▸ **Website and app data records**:
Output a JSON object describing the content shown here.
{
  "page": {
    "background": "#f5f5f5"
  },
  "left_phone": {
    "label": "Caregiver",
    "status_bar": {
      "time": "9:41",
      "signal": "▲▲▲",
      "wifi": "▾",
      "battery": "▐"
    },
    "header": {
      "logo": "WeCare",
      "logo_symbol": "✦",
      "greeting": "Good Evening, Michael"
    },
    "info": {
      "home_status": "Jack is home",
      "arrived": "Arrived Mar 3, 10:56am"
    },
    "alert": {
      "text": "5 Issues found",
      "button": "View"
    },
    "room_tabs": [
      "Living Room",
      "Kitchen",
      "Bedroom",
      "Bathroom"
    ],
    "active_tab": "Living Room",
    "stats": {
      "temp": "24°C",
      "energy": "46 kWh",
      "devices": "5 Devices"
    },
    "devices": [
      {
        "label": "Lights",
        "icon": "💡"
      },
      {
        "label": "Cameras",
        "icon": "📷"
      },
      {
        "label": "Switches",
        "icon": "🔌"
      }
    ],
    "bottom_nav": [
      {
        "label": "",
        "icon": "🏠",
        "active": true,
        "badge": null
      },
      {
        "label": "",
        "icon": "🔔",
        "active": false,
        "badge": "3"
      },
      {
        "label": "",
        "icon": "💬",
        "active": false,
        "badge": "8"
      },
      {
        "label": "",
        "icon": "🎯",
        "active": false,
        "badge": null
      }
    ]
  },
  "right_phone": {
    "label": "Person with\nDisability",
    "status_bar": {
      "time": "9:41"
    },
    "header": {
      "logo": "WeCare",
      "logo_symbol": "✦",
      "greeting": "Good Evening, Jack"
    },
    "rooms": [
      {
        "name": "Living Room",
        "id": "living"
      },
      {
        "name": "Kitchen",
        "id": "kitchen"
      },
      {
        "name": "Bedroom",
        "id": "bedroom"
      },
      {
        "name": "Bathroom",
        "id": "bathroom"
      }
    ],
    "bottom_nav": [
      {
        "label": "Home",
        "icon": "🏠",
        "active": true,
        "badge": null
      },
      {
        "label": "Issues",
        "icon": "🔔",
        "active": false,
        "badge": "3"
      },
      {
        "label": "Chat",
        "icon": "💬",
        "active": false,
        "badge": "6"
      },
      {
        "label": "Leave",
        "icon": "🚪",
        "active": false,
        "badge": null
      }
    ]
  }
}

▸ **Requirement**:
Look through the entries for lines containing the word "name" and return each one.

▸ **Task solution**:
        "name": "Living Room",
        "name": "Kitchen",
        "name": "Bedroom",
        "name": "Bathroom",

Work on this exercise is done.